Schwartz was among 250 teachers from 27 countries and 47 states who attended the program. His experience involved real-life astronaut training including a high-performance jet simulation, scenario-based space missions, and land and water survival training.

Because Schwartz showed enthusiasm and was eager to participate in activities, he was given a "Right Stuff" award during the program's commencement ceremony. Schwartz was surprised to learn his award came with a free Space Camp scholarship to give to a student of his choice.

"I had no idea what I was getting into before I went," Schwartz said. "It far surpassed what I thought it was going to be."

Upon arrival, Schwartz was placed into a group, which was given two simulated space shuttle missions. Schwartz was designated as a shuttle pilot during one mission and served as a station commander during another mission.

Throughout the week teachers had to work together to achieve the tasks of their mission, such as completing a satellite repair or construction on the International Space Center.

"I didn't know a single person there when I first came and now I have, like, 20 people who are like family to me," Schwartz said. "It was amazing."

As part of the training exercises, Schwartz sat in a chair that simulated walking on the moon in an almost frictionless environment. He also participated in an aviation challenge, which simulated what it would be like to land in the water with a parachute or be rescued from the water by a helicopter.

One of the most challenging tasks, he said, was learning all of the acronyms, such as "ISS," which stands for International Space Center.

During both of Schwartz's missions, the group of astronaut teachers was required to dock their space shuttle at the Space Center.

While there, Schwartz and other teachers were tasked with completing middle school science experiments, such as extracting the green color out of plants.

Occasionally, he said, different scenarios would unexpectedly be thrown at the teachers, such as how to survive a solar flare occurrence.

"We had to cover ourselves in these solar blankets and lights would start flashing," Schwartz said. "It was just a blast. You were just having fun."

With all of the activities he took part in, Schwartz said the best part of the experience was meeting other teachers.

"Every one of these teachers received a scholarship," he said. "They were all there for one reason - to make themselves better teachers."

This fall Schwartz will begin his second year at BMS. He previously taught for seven years at Lincoln Elementary School. Schwartz will teach a half-day of sixth-grade math at BMS, as well as a half-day of STEM, a new elective course for students in grades 6-8.

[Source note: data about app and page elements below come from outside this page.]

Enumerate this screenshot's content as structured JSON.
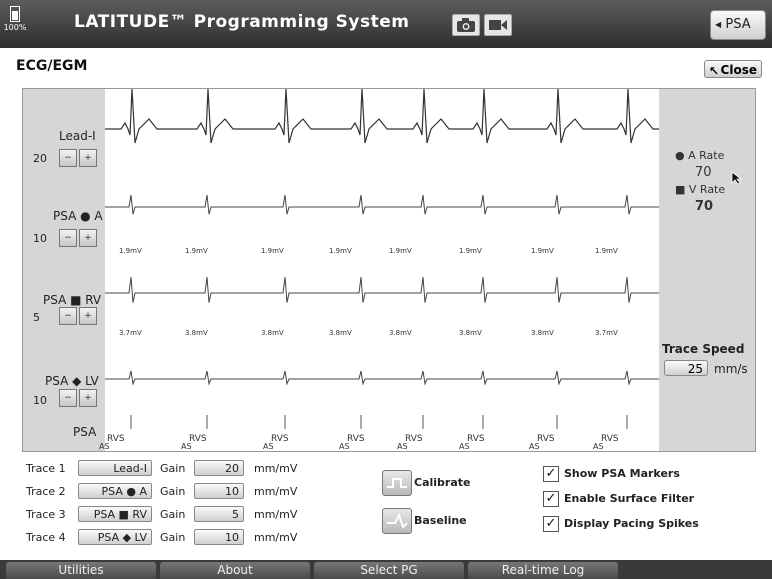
{
  "title_bar": {
    "battery_pct": "100%",
    "app_title": "LATITUDE™ Programming System",
    "psa_button": "PSA"
  },
  "panel": {
    "title": "ECG/EGM",
    "close_button": "Close"
  },
  "traces_left": [
    {
      "label": "Lead-I",
      "gain": "20"
    },
    {
      "label": "PSA ● A",
      "gain": "10"
    },
    {
      "label": "PSA ■ RV",
      "gain": "5"
    },
    {
      "label": "PSA ◆ LV",
      "gain": "10"
    },
    {
      "label": "PSA",
      "gain": ""
    }
  ],
  "amplitudes_row1": [
    "1.9mV",
    "1.9mV",
    "1.9mV",
    "1.9mV",
    "1.9mV",
    "1.9mV",
    "1.9mV",
    "1.9mV"
  ],
  "amplitudes_row2": [
    "3.7mV",
    "3.8mV",
    "3.8mV",
    "3.8mV",
    "3.8mV",
    "3.8mV",
    "3.8mV",
    "3.7mV"
  ],
  "markers": [
    "RVS",
    "RVS",
    "RVS",
    "RVS",
    "RVS",
    "RVS",
    "RVS",
    "RVS"
  ],
  "marker_sub": "AS",
  "rates": {
    "a_label": "● A Rate",
    "a_value": "70",
    "v_label": "■ V Rate",
    "v_value": "70"
  },
  "trace_speed": {
    "label": "Trace Speed",
    "value": "25",
    "unit": "mm/s"
  },
  "controls": [
    {
      "trace": "Trace 1",
      "source": "Lead-I",
      "gain_label": "Gain",
      "gain": "20",
      "unit": "mm/mV"
    },
    {
      "trace": "Trace 2",
      "source": "PSA ● A",
      "gain_label": "Gain",
      "gain": "10",
      "unit": "mm/mV"
    },
    {
      "trace": "Trace 3",
      "source": "PSA ■ RV",
      "gain_label": "Gain",
      "gain": "5",
      "unit": "mm/mV"
    },
    {
      "trace": "Trace 4",
      "source": "PSA ◆ LV",
      "gain_label": "Gain",
      "gain": "10",
      "unit": "mm/mV"
    }
  ],
  "buttons": {
    "calibrate": "Calibrate",
    "baseline": "Baseline"
  },
  "options": [
    {
      "label": "Show PSA Markers",
      "checked": true
    },
    {
      "label": "Enable Surface Filter",
      "checked": true
    },
    {
      "label": "Display Pacing Spikes",
      "checked": true
    }
  ],
  "tabs": [
    "Utilities",
    "About",
    "Select PG",
    "Real-time Log"
  ]
}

"I learned so much about space travel," he said. "My goal is to bring all of this information I learned back to the classroom, wrap it and bowtie it into something that it can be a true STEM activity."

Schwartz said he foresees students participating in a moon mission, where students would stimulate life on the moon.

"I really foresee someone I'm teaching in this generation going to Mars," Schwartz added. "It's just that knowledge of knowing that I very possibly could be educating astronauts of the future that is so exciting."

Schwartz has been an active member of the Minnesota Council of Teachers of Mathematics. He was recently tagged as the affiliate state representative for the National Council of Teachers of Mathematics.

Although school is out for the summer, Schwartz said he will be keeping plenty busy this summer.

From July 11-15, he plans to attend a Science Museum of Minnesota's Leadership in Engineering conference. Later this summer Schwartz also plans to attend the 2011 Affiliate Leaders Conference, hosted by the NCTM, in Denver, Colo.